Now … that doesn’t mean that she’d taken all four at once.
A lot of people medicate in some form or another before getting on an airplane.
Or while on the plane, for that matter.
But for an addict, even a little bit of certain things — even legal medications — can be too much.
You may have looked at that list of drugs and thought to yourself that one of those things is not like the others.
And you’re right.
Carrie’s been pretty upfront about her coke use.
That can be a peril at any time, but a troubled celebrity in the 1980s would have had an especially hard time avoiding it.
While chronic cocaine use can gradually turn people into worse versions of themselves (yes, really), Carrie managed to be an absolute darling to the end.
It’s important to note that sleep apnea with some drugs in your system is not the same thing as a drug overdose.
Ultimately, we know all that we need to know:
That she died in moonlight, strangled by her own bra.
That is how Carrie Fisher hoped that others would remember her death, as she stated years ago in her one-woman show, Wishful Drinking.
The line refers to how George Lucas had told her during filming of Star Wars: A New Hope that she couldn’t wear a bra under her Princess Leia costume.
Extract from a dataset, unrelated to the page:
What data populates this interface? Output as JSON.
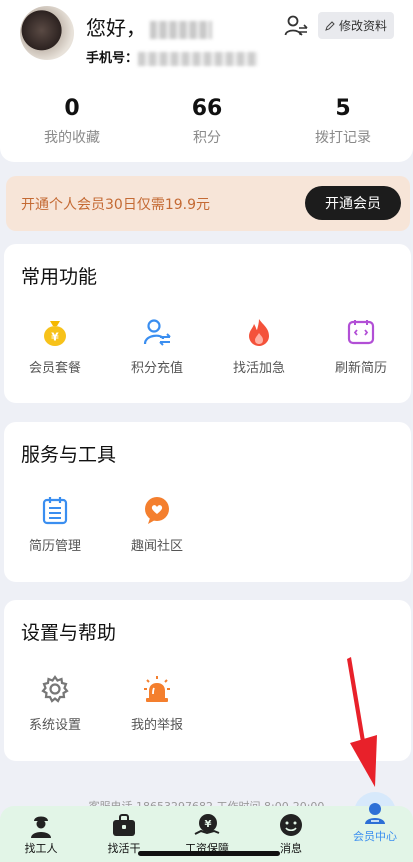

His reasoning was convoluted but the idea being that the human body would expand in space but that bras would not.
It was the ’70s, folks.
Carrie’s death reminds us that the opioid epidemic is real and it’s not just something that impacts the poor.
It can strike people of every economic level and social status.
It also reminds us that addiction can be a lifelong battle.
Some people can drink or not drink whenever they like.
Other people can’t take a sip without drinking a whole bottle.
It’s so easy to look at someone as having chosen an overdose for themselves the moment that they started using a substance.
But the truth is a lot more complicated.
Carrie Fisher’s death caused mourning all across the globe.
Her mother, Debbie Reynolds, died the very next day.
While the world reeled from that pair of losses, no one could have felt it more acutely than Billie Lourd, Carrie’s daughter and Debbie’s grandmother.
Carrie left behind Gary Fisher, her beloved emotional support dog, who was and remains widely beloved by her fans.
December was when we went from “Billie Lourd seems lovely” to full on ride-or-die for her.
And for Gary.
To compound the tragedy, Carrie Fisher was reportedly greatly looking forward to filming Star Wars: Episode IX.
She will be featured in Episode VIII, so we’re just going to go ahead and bring tissues with us into the theater for both films.
Some people are going to use her toxicology report to shame her, even in death.
Because some people are just unrepentently vile.
It’s her basic natural right to put whatever substances she likes into her body.
The only problem was her addiction, which made moderation was essentially impossible.
Carrie Fisher didn’t choose to have substance abuse issues.
She also didn’t choose to be bipolar.
What she did choose to do was to raise an amazing daughter and to touch the lives and minds and hearts of millions and millions of fans over multiple generations.
And she’ll keep doing that in perpetuity.
Star Wars is forever, and a personality like Carrie Fisher’s transcends death.